Bottom line. Genetic testing for factor V Leiden can identify those at increased risk of VTE and allow for individual risk assessment and risk avoidance. Testing is recommended for those with VTE at younger than 50 years of age; recurrent VTE; venous thrombosis at an unusual site; VTE while pregnant or while taking oral contraceptives; a first incidence of VTE, with strong family history of VTE; and for asymptomatic relatives of individuals with a factor V Leiden mutation considering oral contraceptive use or pregnancy; and others. General population screening is not recommended, given the low absolute thrombotic risk in heterozygotes.
The complete Gene Messenger—Factor V Leiden by the GenetiKit research team is available on CFPlus.* Past Gene Messenger articles can be accessed online at www.cfp.ca. On the home page, click on Collections in the left-hand menu, then click on Genetics.
Funding was provided by the Canadian Institutes of Health Research.
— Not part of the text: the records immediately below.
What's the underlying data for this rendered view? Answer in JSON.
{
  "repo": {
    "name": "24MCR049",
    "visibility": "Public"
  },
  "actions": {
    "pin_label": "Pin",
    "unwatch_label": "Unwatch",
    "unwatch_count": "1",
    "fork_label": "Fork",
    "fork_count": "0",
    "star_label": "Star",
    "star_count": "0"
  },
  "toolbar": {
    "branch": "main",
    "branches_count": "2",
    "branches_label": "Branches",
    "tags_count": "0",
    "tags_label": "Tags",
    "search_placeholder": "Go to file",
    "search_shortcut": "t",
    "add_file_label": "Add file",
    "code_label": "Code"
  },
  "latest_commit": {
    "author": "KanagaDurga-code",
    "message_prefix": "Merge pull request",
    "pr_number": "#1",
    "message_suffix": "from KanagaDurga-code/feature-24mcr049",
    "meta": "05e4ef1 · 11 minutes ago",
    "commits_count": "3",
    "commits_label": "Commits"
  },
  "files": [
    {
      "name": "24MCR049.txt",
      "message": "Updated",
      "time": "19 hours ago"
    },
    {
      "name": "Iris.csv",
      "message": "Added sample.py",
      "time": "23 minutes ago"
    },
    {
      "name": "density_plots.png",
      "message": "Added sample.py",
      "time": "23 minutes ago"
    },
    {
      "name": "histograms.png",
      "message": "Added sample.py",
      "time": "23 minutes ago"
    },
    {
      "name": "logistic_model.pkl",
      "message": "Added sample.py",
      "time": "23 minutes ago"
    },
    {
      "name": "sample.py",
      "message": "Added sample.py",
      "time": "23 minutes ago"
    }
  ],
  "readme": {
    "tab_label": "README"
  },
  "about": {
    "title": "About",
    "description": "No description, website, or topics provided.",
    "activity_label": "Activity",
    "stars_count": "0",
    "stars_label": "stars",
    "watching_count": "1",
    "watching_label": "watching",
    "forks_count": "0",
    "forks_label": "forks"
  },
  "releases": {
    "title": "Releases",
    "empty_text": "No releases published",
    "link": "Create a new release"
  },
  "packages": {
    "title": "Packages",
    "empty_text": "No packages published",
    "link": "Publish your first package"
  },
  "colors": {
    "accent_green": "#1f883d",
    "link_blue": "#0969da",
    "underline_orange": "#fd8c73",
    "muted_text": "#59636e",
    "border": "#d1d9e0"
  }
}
The GenetiKit research team, a group of family physicians, genetic counselors and geneticists, designed the Gene Messenger series to provide practical information to help family physicians and their patients make informed choices about rapidly emerging genetic discoveries. The series is a collection of up-to-date, definitive, short reviews on genetics topics that have made headlines, and offers recommendations regarding referral for genetic services or testing.
*The Gene Messenger on factor V Leiden is available at www.cfp.ca. Go to the full text of this article online, then click on CFPlus in the menu at the top right-hand side of the page.